- **WHAT IS BEING ASKED**
Word for word, give the records again, dropping any picture they hold.
[[ THE INPUT, beginning ]]
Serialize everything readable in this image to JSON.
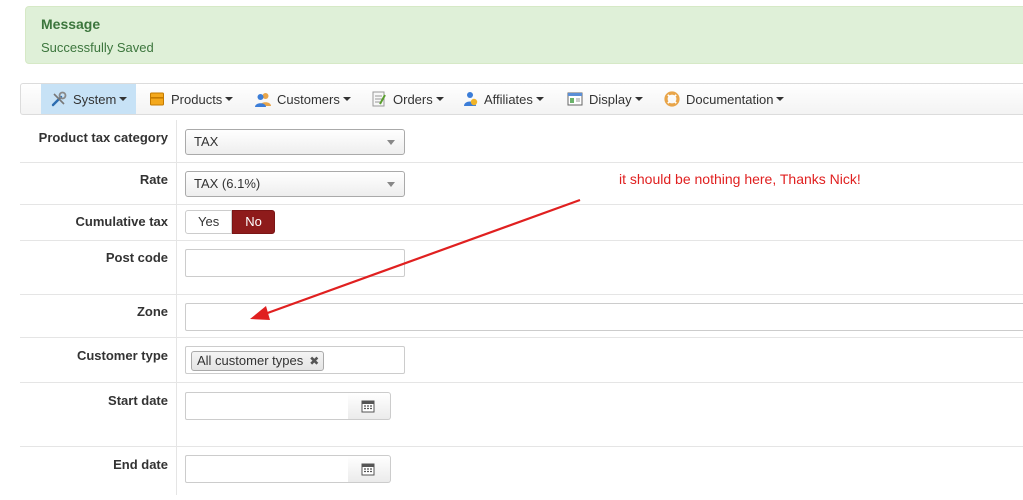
{
  "message": {
    "title": "Message",
    "text": "Successfully Saved"
  },
  "nav": [
    {
      "label": "System",
      "icon": "tools-icon"
    },
    {
      "label": "Products",
      "icon": "box-icon"
    },
    {
      "label": "Customers",
      "icon": "users-icon"
    },
    {
      "label": "Orders",
      "icon": "orders-icon"
    },
    {
      "label": "Affiliates",
      "icon": "affiliates-icon"
    },
    {
      "label": "Display",
      "icon": "display-icon"
    },
    {
      "label": "Documentation",
      "icon": "lifebuoy-icon"
    }
  ],
  "form": {
    "tax_category": {
      "label": "Product tax category",
      "value": "TAX"
    },
    "rate": {
      "label": "Rate",
      "value": "TAX (6.1%)"
    },
    "cumulative": {
      "label": "Cumulative tax",
      "yes": "Yes",
      "no": "No",
      "selected": "No"
    },
    "postcode": {
      "label": "Post code",
      "value": ""
    },
    "zone": {
      "label": "Zone",
      "value": ""
    },
    "customer_type": {
      "label": "Customer type",
      "tag": "All customer types"
    },
    "start_date": {
      "label": "Start date",
      "value": ""
    },
    "end_date": {
      "label": "End date",
      "value": ""
    }
  },
  "annotation": {
    "text": "it should be nothing here, Thanks Nick!",
    "color": "#e02020"
  },
  "colors": {
    "active_nav": "#c7e2f6",
    "no_button": "#8e1b1b",
    "success_bg": "#dff0d8"
  }
}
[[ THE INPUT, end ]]
- **FINAL ANSWER**
Serialize everything readable in this image to JSON.
{
  "message": {
    "title": "Message",
    "text": "Successfully Saved"
  },
  "nav": [
    {
      "label": "System",
      "icon": "tools-icon"
    },
    {
      "label": "Products",
      "icon": "box-icon"
    },
    {
      "label": "Customers",
      "icon": "users-icon"
    },
    {
      "label": "Orders",
      "icon": "orders-icon"
    },
    {
      "label": "Affiliates",
      "icon": "affiliates-icon"
    },
    {
      "label": "Display",
      "icon": "display-icon"
    },
    {
      "label": "Documentation",
      "icon": "lifebuoy-icon"
    }
  ],
  "form": {
    "tax_category": {
      "label": "Product tax category",
      "value": "TAX"
    },
    "rate": {
      "label": "Rate",
      "value": "TAX (6.1%)"
    },
    "cumulative": {
      "label": "Cumulative tax",
      "yes": "Yes",
      "no": "No",
      "selected": "No"
    },
    "postcode": {
      "label": "Post code",
      "value": ""
    },
    "zone": {
      "label": "Zone",
      "value": ""
    },
    "customer_type": {
      "label": "Customer type",
      "tag": "All customer types"
    },
    "start_date": {
      "label": "Start date",
      "value": ""
    },
    "end_date": {
      "label": "End date",
      "value": ""
    }
  },
  "annotation": {
    "text": "it should be nothing here, Thanks Nick!",
    "color": "#e02020"
  },
  "colors": {
    "active_nav": "#c7e2f6",
    "no_button": "#8e1b1b",
    "success_bg": "#dff0d8"
  }
}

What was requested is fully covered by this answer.